I wrote the following words several years ago and included them in my book “Intermission.” I share them again on the occasion of my 42nd anniversary. As you read these words you will better understand how 42 years is possible.
A wife of noble character who can find? She is worth far more than rubies. Her husband has full confidence in her and lacks nothing of value. She brings him good, not harm, all the days of her life. (Proverbs 31:10-12)
Finding the right person to marry can be one of the most foreboding tasks in all of life. In fact, it is such a difficult decision that many young people give up and settle for less than the best. The acceptable approach to marriage today is to try it for a short time and if the relationship fails, bail out and try someone else.
Fortunately, I was spared the difficult process of striving to locate the perfect mate. I sometimes wonder if God knew I did not have enough sense to make a good choice so He made it easy for me. I share how I found a wife with some apprehension. It is an experience that is not normative for most people. In fact, I would discourage anyone who thinks they might have a similar experience.
Sharon and I met at church. Although I was already a freshman in college, I still participated in the youth group. The youth program was led by Sharon’s parents and was built around a musical group called the “Proclaimers.” We traveled to churches around the state of Colorado and even a couple of trips to churches in Texas.
It was a grand experience for all of us involved. I knew a little music and played a couple of instruments, but it was in this singing group that I learned how to harmonize. Sharon’s mother played the piano in the style of Jerry Lee Lewis. She developed the skill as a very young girl as she played for church. Elva assigned everyone in the group a part to sing on each song. During practice, if you could not find your note, she would beat it out extra loudly on the piano until everyone was back on key. She could lead an entire congregation in singing without ever saying a word or leaving the piano bench.
We learned how to sing from the heart. Although the music might not have been award winning caliber, the presentation was always meaningful and many people were moved by the sight and sound of committed young people singing about the love of God. We all developed some great friendships within the group.
When Sharon graduated from High School she moved across the state to attend college.
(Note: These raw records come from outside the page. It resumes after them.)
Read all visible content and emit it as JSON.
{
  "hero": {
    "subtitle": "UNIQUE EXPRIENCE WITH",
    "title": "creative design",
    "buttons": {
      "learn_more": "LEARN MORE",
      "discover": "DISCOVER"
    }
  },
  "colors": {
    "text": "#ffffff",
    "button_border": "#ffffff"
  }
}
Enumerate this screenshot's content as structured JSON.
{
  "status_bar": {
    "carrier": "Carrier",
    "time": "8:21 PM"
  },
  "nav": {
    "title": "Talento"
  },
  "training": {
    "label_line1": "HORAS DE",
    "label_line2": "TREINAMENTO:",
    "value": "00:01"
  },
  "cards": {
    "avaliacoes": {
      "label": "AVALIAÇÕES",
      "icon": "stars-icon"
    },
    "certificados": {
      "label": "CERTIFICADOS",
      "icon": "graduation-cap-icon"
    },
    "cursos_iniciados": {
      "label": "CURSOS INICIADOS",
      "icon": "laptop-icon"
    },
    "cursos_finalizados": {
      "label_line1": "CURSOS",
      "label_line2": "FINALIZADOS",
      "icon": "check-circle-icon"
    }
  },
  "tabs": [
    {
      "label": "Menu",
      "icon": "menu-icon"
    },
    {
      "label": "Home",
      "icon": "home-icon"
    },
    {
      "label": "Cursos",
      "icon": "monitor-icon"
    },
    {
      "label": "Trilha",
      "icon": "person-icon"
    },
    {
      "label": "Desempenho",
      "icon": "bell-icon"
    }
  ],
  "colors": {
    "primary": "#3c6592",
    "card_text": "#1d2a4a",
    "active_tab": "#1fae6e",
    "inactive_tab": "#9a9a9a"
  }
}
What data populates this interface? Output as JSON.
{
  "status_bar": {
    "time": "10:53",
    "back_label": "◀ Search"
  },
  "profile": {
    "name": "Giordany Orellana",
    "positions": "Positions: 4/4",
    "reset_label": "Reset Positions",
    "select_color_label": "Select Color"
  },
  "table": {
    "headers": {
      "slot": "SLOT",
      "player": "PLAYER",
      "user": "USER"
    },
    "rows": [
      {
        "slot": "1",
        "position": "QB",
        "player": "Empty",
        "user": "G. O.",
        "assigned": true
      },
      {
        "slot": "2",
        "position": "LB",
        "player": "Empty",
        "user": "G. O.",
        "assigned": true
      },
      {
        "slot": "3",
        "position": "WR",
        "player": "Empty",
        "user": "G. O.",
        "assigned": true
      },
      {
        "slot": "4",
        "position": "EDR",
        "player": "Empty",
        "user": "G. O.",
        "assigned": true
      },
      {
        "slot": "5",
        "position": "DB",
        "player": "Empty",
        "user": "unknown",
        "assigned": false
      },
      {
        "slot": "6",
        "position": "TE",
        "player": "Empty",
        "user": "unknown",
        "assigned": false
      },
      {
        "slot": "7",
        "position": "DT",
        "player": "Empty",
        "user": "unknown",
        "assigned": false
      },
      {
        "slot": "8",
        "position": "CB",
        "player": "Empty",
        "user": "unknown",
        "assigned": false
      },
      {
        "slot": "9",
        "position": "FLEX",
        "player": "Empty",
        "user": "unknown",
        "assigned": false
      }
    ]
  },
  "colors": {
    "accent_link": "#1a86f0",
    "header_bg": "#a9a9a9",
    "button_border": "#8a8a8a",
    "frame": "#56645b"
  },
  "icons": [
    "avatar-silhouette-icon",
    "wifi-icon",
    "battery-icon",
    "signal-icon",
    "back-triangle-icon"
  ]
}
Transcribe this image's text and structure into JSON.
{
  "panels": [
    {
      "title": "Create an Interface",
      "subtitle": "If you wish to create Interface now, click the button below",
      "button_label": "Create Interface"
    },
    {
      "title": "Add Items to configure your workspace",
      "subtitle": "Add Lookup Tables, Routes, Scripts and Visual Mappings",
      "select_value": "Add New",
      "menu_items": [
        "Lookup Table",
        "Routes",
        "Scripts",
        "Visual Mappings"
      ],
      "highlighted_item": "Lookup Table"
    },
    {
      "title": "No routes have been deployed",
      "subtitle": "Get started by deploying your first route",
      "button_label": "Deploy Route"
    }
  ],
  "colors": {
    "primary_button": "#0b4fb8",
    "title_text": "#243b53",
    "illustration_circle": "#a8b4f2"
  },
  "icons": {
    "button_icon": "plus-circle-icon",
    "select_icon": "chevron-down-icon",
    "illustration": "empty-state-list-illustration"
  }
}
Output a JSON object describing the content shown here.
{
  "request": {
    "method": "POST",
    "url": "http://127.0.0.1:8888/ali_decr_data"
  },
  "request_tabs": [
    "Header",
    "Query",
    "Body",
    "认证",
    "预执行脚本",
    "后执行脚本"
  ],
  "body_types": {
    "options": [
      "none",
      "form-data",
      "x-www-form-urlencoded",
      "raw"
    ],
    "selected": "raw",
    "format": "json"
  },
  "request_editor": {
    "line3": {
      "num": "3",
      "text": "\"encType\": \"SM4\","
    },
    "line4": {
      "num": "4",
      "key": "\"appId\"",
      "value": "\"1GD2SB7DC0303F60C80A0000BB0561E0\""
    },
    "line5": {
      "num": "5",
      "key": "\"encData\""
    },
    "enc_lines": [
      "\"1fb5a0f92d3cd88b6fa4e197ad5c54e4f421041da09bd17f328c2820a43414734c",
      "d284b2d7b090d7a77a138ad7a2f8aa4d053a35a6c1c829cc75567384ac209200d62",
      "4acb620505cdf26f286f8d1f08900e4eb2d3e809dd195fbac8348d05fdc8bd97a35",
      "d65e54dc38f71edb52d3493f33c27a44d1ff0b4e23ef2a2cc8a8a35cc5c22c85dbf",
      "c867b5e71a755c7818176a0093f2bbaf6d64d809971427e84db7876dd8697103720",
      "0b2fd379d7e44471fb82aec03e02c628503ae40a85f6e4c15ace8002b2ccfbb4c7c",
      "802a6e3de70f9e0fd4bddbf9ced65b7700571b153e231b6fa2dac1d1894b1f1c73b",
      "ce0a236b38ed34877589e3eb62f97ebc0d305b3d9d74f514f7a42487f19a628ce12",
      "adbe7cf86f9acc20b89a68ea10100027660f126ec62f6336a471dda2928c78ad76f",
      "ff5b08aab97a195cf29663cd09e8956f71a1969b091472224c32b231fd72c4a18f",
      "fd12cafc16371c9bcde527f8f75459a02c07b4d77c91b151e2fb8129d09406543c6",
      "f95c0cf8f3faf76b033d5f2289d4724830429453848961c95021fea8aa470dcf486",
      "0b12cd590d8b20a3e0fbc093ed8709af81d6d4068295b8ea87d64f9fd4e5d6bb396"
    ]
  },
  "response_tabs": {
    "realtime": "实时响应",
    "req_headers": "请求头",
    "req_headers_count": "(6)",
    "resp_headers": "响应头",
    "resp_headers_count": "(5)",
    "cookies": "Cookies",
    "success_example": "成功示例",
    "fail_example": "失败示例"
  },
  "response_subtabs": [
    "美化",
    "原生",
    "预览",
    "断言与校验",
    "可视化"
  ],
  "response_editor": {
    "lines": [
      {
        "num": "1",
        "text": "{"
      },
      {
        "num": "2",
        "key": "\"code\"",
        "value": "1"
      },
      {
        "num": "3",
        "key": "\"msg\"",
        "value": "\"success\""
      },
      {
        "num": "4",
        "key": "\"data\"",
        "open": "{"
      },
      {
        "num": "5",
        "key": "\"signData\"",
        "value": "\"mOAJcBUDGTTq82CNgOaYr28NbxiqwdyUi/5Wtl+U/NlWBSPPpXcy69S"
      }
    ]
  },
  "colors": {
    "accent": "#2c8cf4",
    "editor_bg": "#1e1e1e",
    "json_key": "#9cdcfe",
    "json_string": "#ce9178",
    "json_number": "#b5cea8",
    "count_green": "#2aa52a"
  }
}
Although we were friends, we did not date nor did we consider any type of long-term relationship.
In the providence of God, Sharon and I both transferred to Wayland Baptist College in Plainview, Texas, at the beginning of the spring semester in 1973. We arrived at the Texas campus in the middle of January and neither of us knew anyone else. Continue reading